Workers' compensation works through an insurance program that many employers are required to maintain. When an employee is injured in a work-related incident, they can file a claim and, if approved, receive compensation for medical care and lost wages.Continue Reading
Workers' compensation programs are state-mandated. Employers must post notices informing employees of their rights if they are injured on the job, and supply a workers' compensation claim form within 24 hours of an injury. Independent contractors are not covered by workers' compensation.
If the claim is approved, the employee receives payment for medical expenses, prescriptions and lost wages. The amount of benefits an employee receives and the process for filing claims vary by state. Injuries that are self-inflicted, involve alcohol or drugs, or that occurred while the employee was violating company policy are not covered. Employees who accept workers' compensation benefits forfeit their rights to sue the company unless the injury was the result of a reckless or intentional action on behalf of the employer.
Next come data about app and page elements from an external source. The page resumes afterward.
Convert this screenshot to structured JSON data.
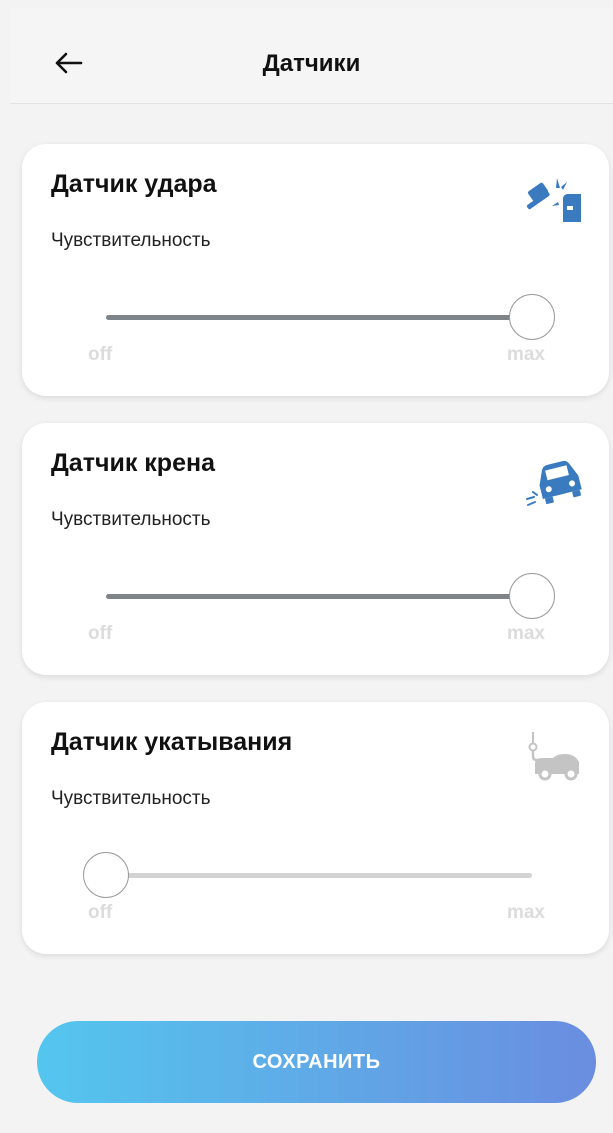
{
  "header": {
    "title": "Датчики",
    "back_icon": "arrow-left-icon"
  },
  "sensors": [
    {
      "title": "Датчик удара",
      "subtitle": "Чувствительность",
      "icon": "car-impact-icon",
      "icon_color": "#3a7bbf",
      "level": 1.0,
      "min_label": "off",
      "max_label": "max"
    },
    {
      "title": "Датчик крена",
      "subtitle": "Чувствительность",
      "icon": "car-tilt-icon",
      "icon_color": "#3a7bbf",
      "level": 1.0,
      "min_label": "off",
      "max_label": "max"
    },
    {
      "title": "Датчик укатывания",
      "subtitle": "Чувствительность",
      "icon": "car-tow-icon",
      "icon_color": "#c4c4c4",
      "level": 0.0,
      "min_label": "off",
      "max_label": "max"
    }
  ],
  "save_button": {
    "label": "СОХРАНИТЬ"
  },
  "colors": {
    "accent_start": "#54c6ee",
    "accent_end": "#6a8de0",
    "slider_active": "#7f8488",
    "slider_inactive": "#d3d3d3"
  }
}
If an injured employee doesn't recover enough to return to work or has limitations resulting from the injury, he may receive disability payments. If the employee's injury results in death, workers' compensation may provide compensation to the surviving family. Death and burial benefits help cover lost wages and funeral expenses.Learn more about Insurance